GDP growth came in weaker than the initial expectation of +0.8% for the 1st Quarter, with an actual -1.6% for the quarter in the Third revision. There has been a debate among economists and market pundits during the 2nd quarter whether we are already in a recession or if we will avoid the recession with a positive GDP number in Q2. Although there are valid arguments on both sides of this issue, we will have to wait until the end of July when the Advance number will be released for the 2nd Quarter.
The Unemployment rate has remained steady at 3.6% for the past three months and is not expected to fall for June due out on July 8th. It is possible we may see unemployment start to rise in the last half of 2022 as the economy slows and layoffs increase; however with so many jobs still open and unfilled in the US those laid off may not add to the unemployment roles for long if at all.

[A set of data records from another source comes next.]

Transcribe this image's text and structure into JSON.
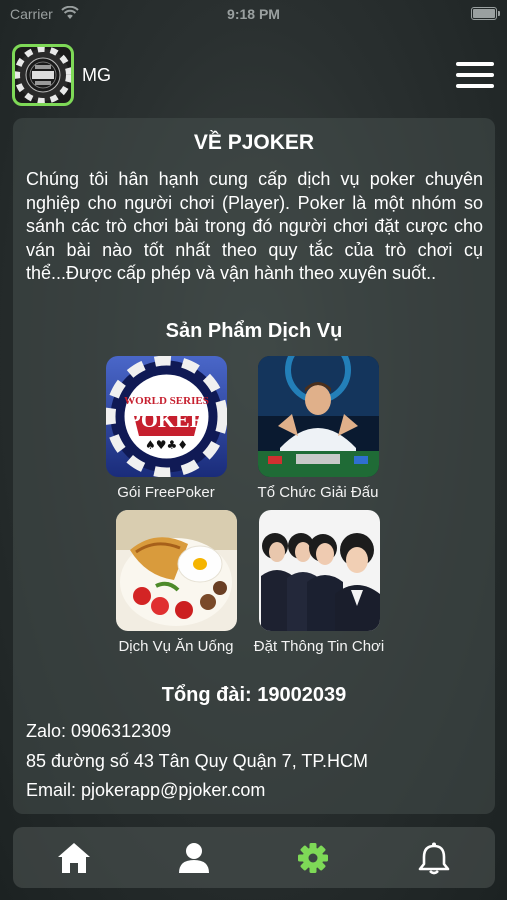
{
  "status_bar": {
    "carrier": "Carrier",
    "time": "9:18 PM"
  },
  "header": {
    "app_name": "MG",
    "logo_icon": "poker-chip-logo-icon",
    "menu_icon": "hamburger-menu-icon"
  },
  "about": {
    "title": "VỀ PJOKER",
    "description": "Chúng tôi hân hạnh cung cấp dịch vụ poker chuyên nghiệp cho người chơi (Player). Poker là một nhóm so sánh các trò chơi bài trong đó người chơi đặt cược cho ván bài nào tốt nhất theo quy tắc của trò chơi cụ thể...Được cấp phép và vận hành theo xuyên suốt.."
  },
  "services": {
    "title": "Sản Phẩm Dịch Vụ",
    "items": [
      {
        "label": "Gói FreePoker",
        "image": "world-series-poker-logo"
      },
      {
        "label": "Tổ Chức Giải Đấu",
        "image": "poker-tournament-photo"
      },
      {
        "label": "Dịch Vụ Ăn Uống",
        "image": "food-plate-photo"
      },
      {
        "label": "Đặt Thông Tin Chơi",
        "image": "call-center-staff-photo"
      }
    ],
    "logo_text": {
      "line1": "WORLD SERIES",
      "line2": "POKER"
    }
  },
  "contact": {
    "hotline": "Tổng đài: 19002039",
    "zalo": "Zalo: 0906312309",
    "address": "85 đường số 43 Tân Quy Quận 7, TP.HCM",
    "email": "Email: pjokerapp@pjoker.com"
  },
  "tab_bar": {
    "tabs": [
      {
        "icon": "home-icon",
        "active": false
      },
      {
        "icon": "user-icon",
        "active": false
      },
      {
        "icon": "gear-icon",
        "active": true
      },
      {
        "icon": "bell-icon",
        "active": false
      }
    ]
  },
  "colors": {
    "accent": "#7ed957",
    "tab_inactive": "#ffffff",
    "text": "#ffffff"
  }
}
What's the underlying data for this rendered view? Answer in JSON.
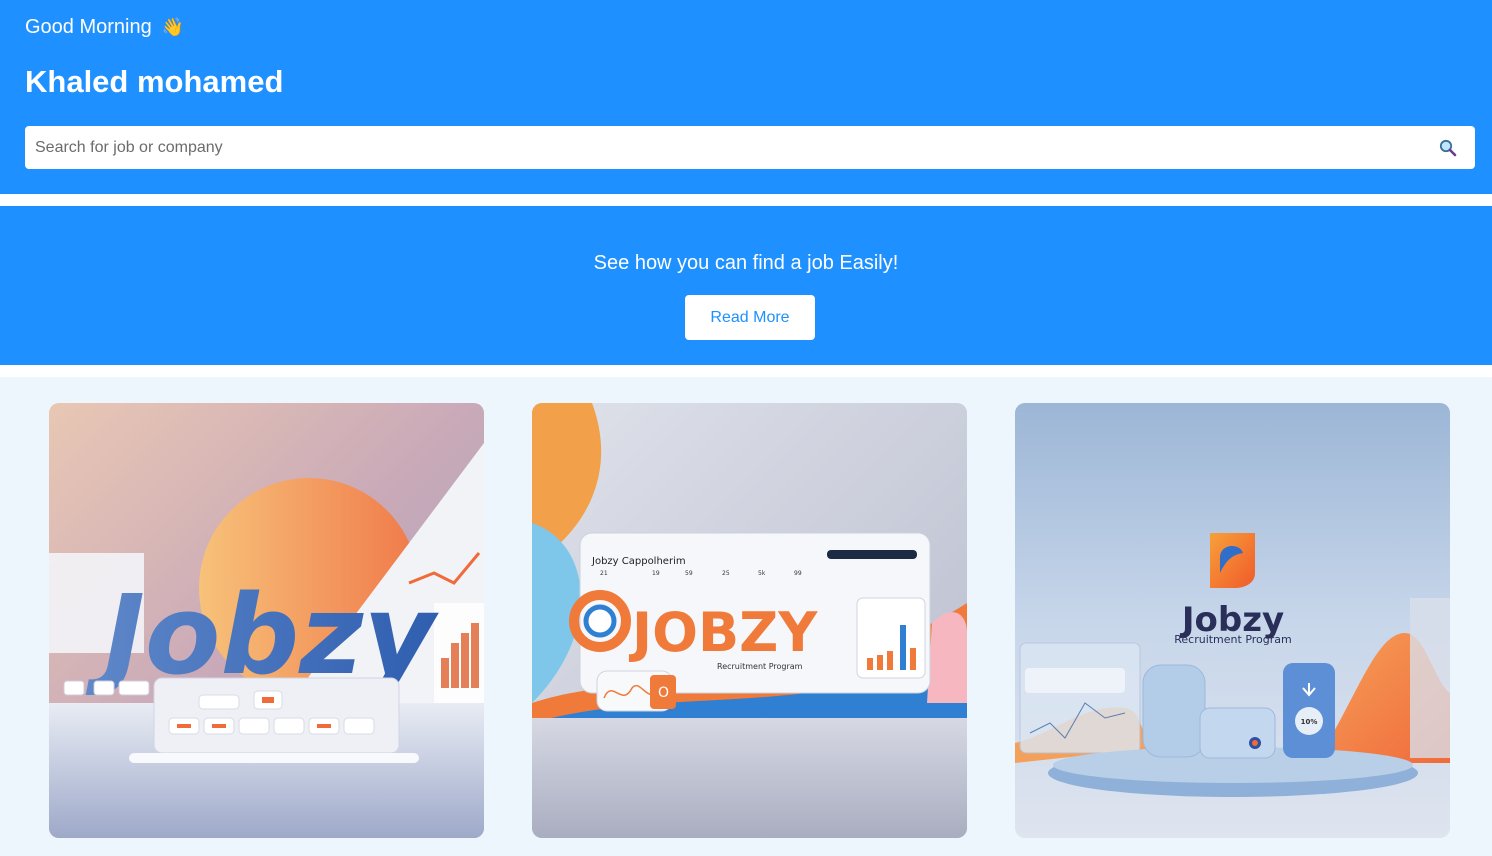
{
  "header": {
    "greeting": "Good Morning",
    "wave_emoji": "👋",
    "username": "Khaled mohamed",
    "search_placeholder": "Search for job or company"
  },
  "banner": {
    "text": "See how you can find a job Easily!",
    "button_label": "Read More"
  },
  "cards": [
    {
      "brand": "Jobzy"
    },
    {
      "brand": "JOBZY",
      "subtitle": "Recruitment Program",
      "panel_title": "Jobzy Cappolherim"
    },
    {
      "brand": "Jobzy",
      "subtitle": "Recruitment Program",
      "badge": "10%"
    }
  ],
  "colors": {
    "primary": "#1e90ff",
    "background": "#eef6fd",
    "accent": "#ff7a3d"
  }
}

Nonfarm Payrolls continue to have strong monthly numbers and may remain strong in the face of a recession as those that are laid off in the coming months may be able to fill some of the 7 million job openings in the US. It is also possible that if the economy slows too much, many of those open jobs may evaporate like the memory of gasoline at $3 a gallon from this time last year.
With elevated inflation and strong employment, the Fed has indicated it will focus on curtailing inflation, even amid geo-political turmoil and negative 1q2021 GDP. It raised the Federal Funds rate 0.25% in March, 0.50% in May, and 0.75% in June (the largest increase since 1994). Based on Chair Powell’s recent comments, we should expect a rate hike in the 0.50% to 0.75% range in July. The Fed Funds rate is now expected to finish the year above 3.0%.

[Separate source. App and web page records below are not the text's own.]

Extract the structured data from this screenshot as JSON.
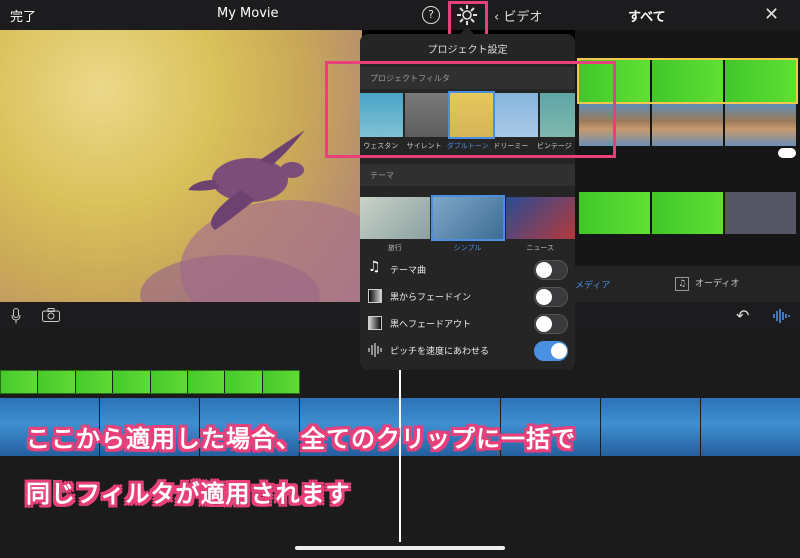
{
  "topbar": {
    "done_label": "完了",
    "title": "My Movie",
    "help_glyph": "?",
    "back_label": "ビデオ",
    "all_label": "すべて",
    "close_glyph": "✕"
  },
  "popover": {
    "title": "プロジェクト設定",
    "filter_section": "プロジェクトフィルタ",
    "filters": [
      {
        "label": "ウェスタン",
        "selected": false
      },
      {
        "label": "サイレント",
        "selected": false
      },
      {
        "label": "ダブルトーン",
        "selected": true
      },
      {
        "label": "ドリーミー",
        "selected": false
      },
      {
        "label": "ビンテージ",
        "selected": false
      }
    ],
    "theme_section": "テーマ",
    "themes": [
      {
        "label": "旅行",
        "selected": false
      },
      {
        "label": "シンプル",
        "selected": true
      },
      {
        "label": "ニュース",
        "selected": false
      }
    ],
    "settings": [
      {
        "label": "テーマ曲",
        "icon": "music-note-icon",
        "on": false
      },
      {
        "label": "黒からフェードイン",
        "icon": "fade-in-icon",
        "on": false
      },
      {
        "label": "黒へフェードアウト",
        "icon": "fade-out-icon",
        "on": false
      },
      {
        "label": "ピッチを速度にあわせる",
        "icon": "waveform-icon",
        "on": true
      }
    ]
  },
  "media": {
    "tab_media": "メディア",
    "tab_audio": "オーディオ"
  },
  "caption": {
    "line1": "ここから適用した場合、全てのクリップに一括で",
    "line2": "同じフィルタが適用されます"
  },
  "colors": {
    "accent": "#4a90e2",
    "highlight": "#e8407a",
    "toggle_on": "#4a90e2"
  }
}
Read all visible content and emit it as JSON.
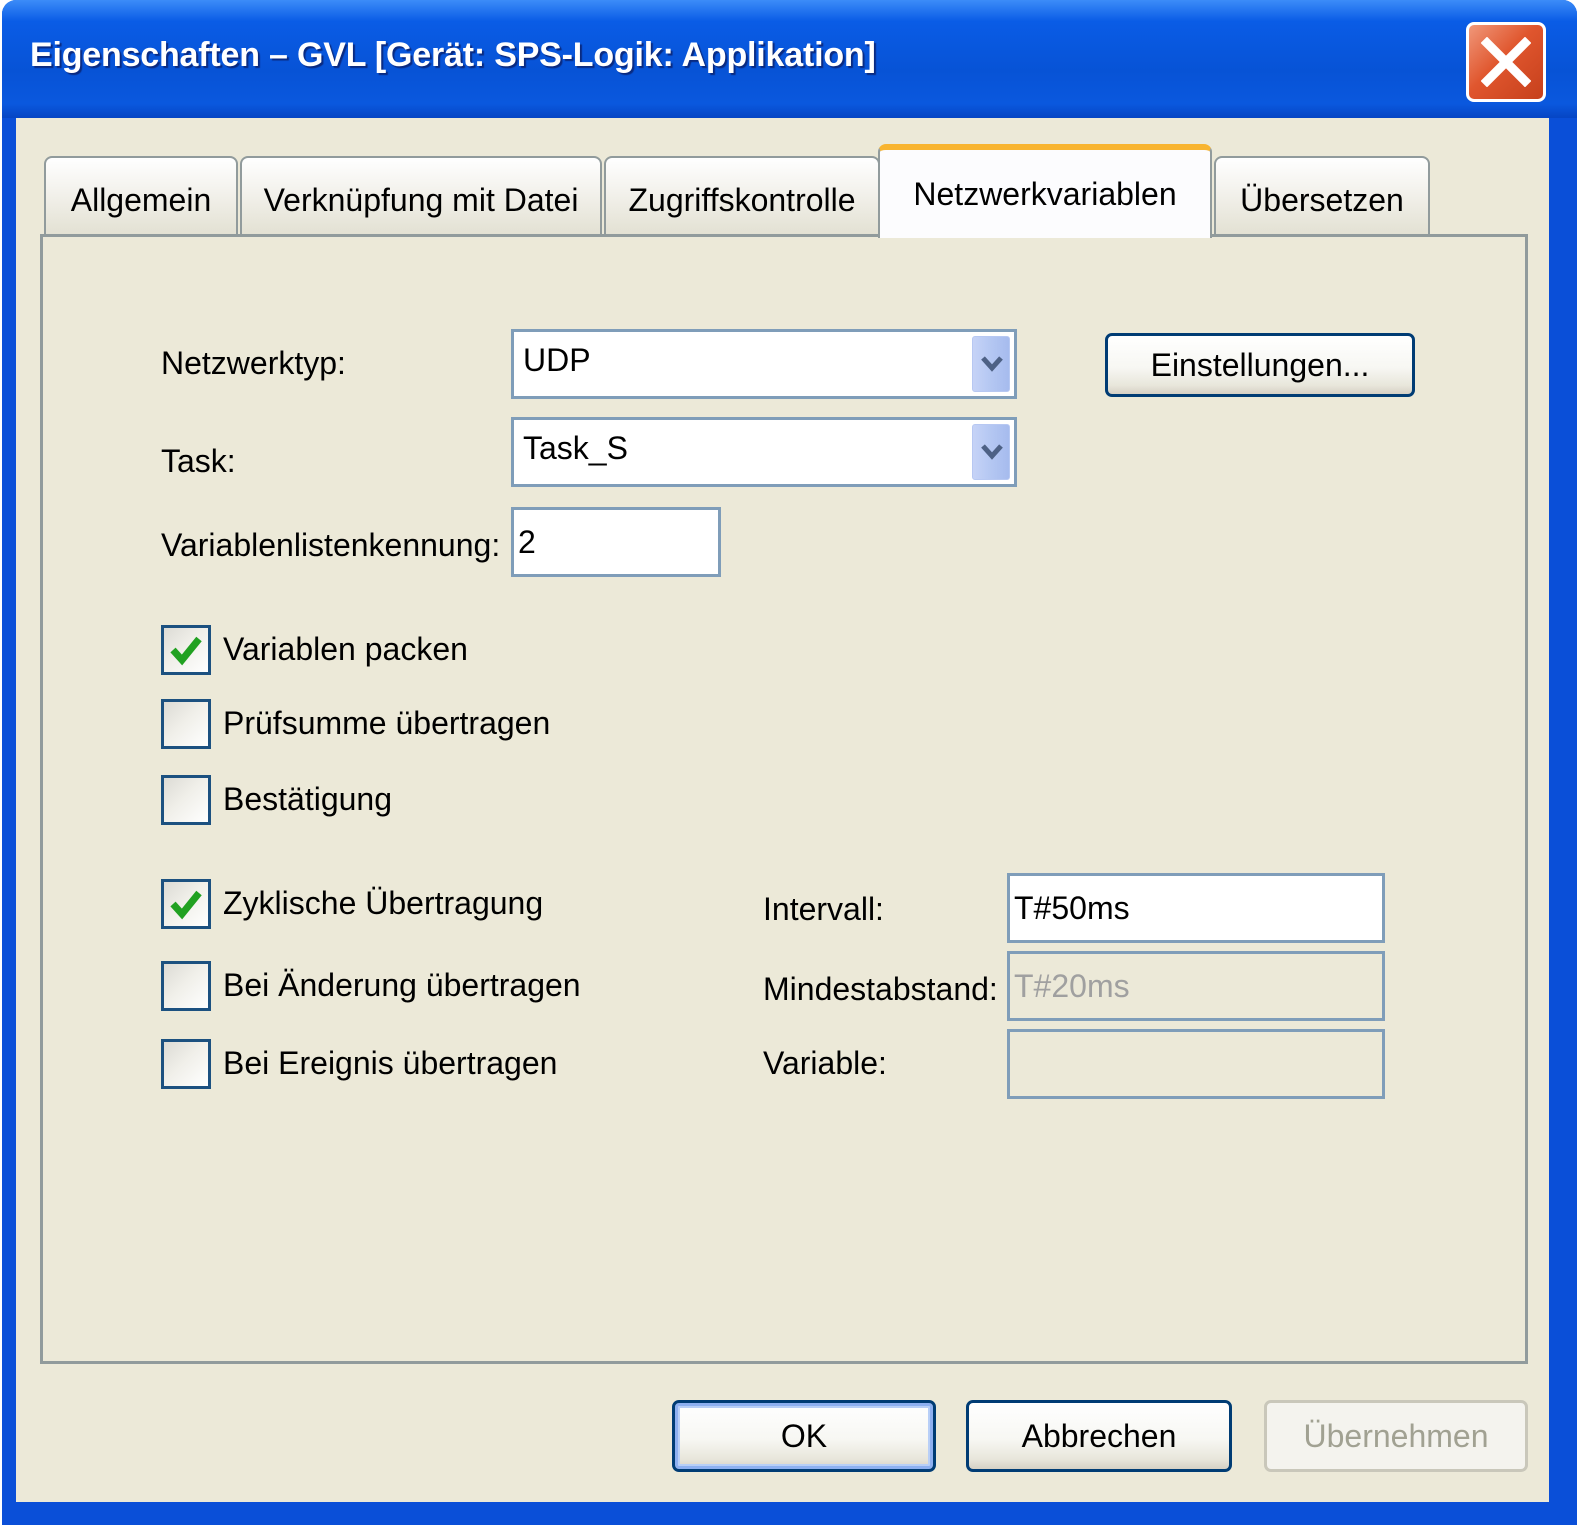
{
  "window": {
    "title": "Eigenschaften – GVL [Gerät: SPS-Logik: Applikation]"
  },
  "tabs": [
    {
      "label": "Allgemein",
      "active": false
    },
    {
      "label": "Verknüpfung mit Datei",
      "active": false
    },
    {
      "label": "Zugriffskontrolle",
      "active": false
    },
    {
      "label": "Netzwerkvariablen",
      "active": true
    },
    {
      "label": "Übersetzen",
      "active": false
    }
  ],
  "form": {
    "network_type": {
      "label": "Netzwerktyp:",
      "value": "UDP"
    },
    "settings_button": "Einstellungen...",
    "task": {
      "label": "Task:",
      "value": "Task_S"
    },
    "list_id": {
      "label": "Variablenlistenkennung:",
      "value": "2"
    },
    "checkboxes": [
      {
        "label": "Variablen packen",
        "checked": true
      },
      {
        "label": "Prüfsumme übertragen",
        "checked": false
      },
      {
        "label": "Bestätigung",
        "checked": false
      }
    ],
    "transmit": [
      {
        "label": "Zyklische Übertragung",
        "checked": true
      },
      {
        "label": "Bei Änderung übertragen",
        "checked": false
      },
      {
        "label": "Bei Ereignis übertragen",
        "checked": false
      }
    ],
    "interval": {
      "label": "Intervall:",
      "value": "T#50ms"
    },
    "min_gap": {
      "label": "Mindestabstand:",
      "value": "T#20ms"
    },
    "variable": {
      "label": "Variable:",
      "value": ""
    }
  },
  "buttons": {
    "ok": "OK",
    "cancel": "Abbrechen",
    "apply": "Übernehmen"
  },
  "colors": {
    "titlebar": "#0a5ce6",
    "active_tab_accent": "#f8b430",
    "check_mark": "#21a121",
    "dialog_bg": "#ece9d8"
  }
}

—Matt Melott, Manager
—Jacob Chandler, Manager
THE YIELD CURVE RISES - Although the yield curve stayed relatively flat in the 2nd quarter it rose in a parallel fashion across all maturities. Interest rates from 1 month to 30 years all went up in the 2nd quarter as the Federal Reserve accelerated the interest rates increases from 25 bps in March to 50 bps in May and 75 bps in June.
As of the end of the 2nd quarter, the 1-year US Treasury yield increased from 1.607% to 2.777 (a 117 bps increase) vs the 10-year US Treasury which rose from 2.341% to 3.016% (for a 67 bps rise). Some analysts are now predicting that the 10-year rate will hit 4% before the end of 2022.

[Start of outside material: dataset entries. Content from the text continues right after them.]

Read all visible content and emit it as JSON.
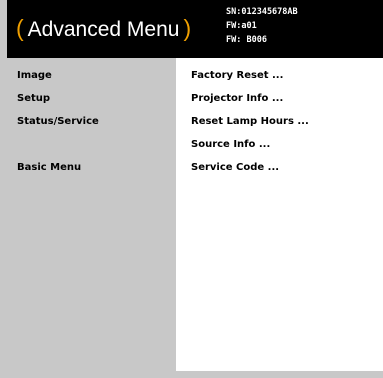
{
  "header": {
    "title": "Advanced Menu",
    "paren_open": "(",
    "paren_close": ")",
    "serial": "SN:012345678AB",
    "fw1": "FW:a01",
    "fw2": "FW: B006"
  },
  "left_menu": [
    {
      "label": "Image"
    },
    {
      "label": "Setup"
    },
    {
      "label": "Status/Service"
    },
    {
      "label": "Basic Menu"
    }
  ],
  "right_menu": [
    {
      "label": "Factory Reset ..."
    },
    {
      "label": "Projector Info ..."
    },
    {
      "label": "Reset Lamp Hours ..."
    },
    {
      "label": "Source Info ..."
    },
    {
      "label": "Service Code ..."
    }
  ]
}
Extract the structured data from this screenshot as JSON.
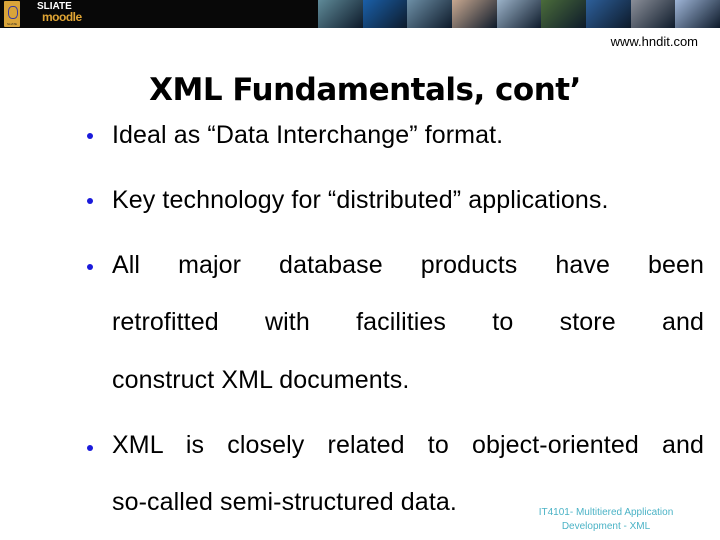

The 2-year U.S. Treasury yield increased from 2.337% to 2.957%, the 5-year yield rose from 2.462% to 3.04% and the 30-year treasury rose from 2.45% to finish the quarter at 3.185%.
The recent talk about the “Yield Curve Inverting” has subsided as the debate continues on whether we are already in a recession or if the recession is still something we will have to deal with in the next 6 to 12 months. The probability of a recession has increased as the economy is slowing and although consumer demand has not abated there is a significant increase in inventories as the supply chain issues have started to see resolution.
The markets remain solidly involved in the correction process and finished the quarter with negative performance even after bouncing off the “Bear Market” level as support. Markets can’t go down forever, and we may have several more months to run before we start the next bull market. We are facing the same headwinds from last quarter for the foreseeable future – inflation, rising interest rates, War in Ukraine, and slower economic growth. However, we need to remain patient. The more negative sentiment we see in the media, the higher the probability is that they are wrong, and this bear market may be over sooner than most pundits expect. Whatever may come, our Lord is still in control. We remain thankful for the provision, protection, and blessings that we received from our Heavenly Father and are looking expectantly to what God has in store for the remainder of 2022.
We thank each of you for bringing Glory and Honor to our Heavenly Father and our Savior Jesus Christ through Biblically Responsible Investing.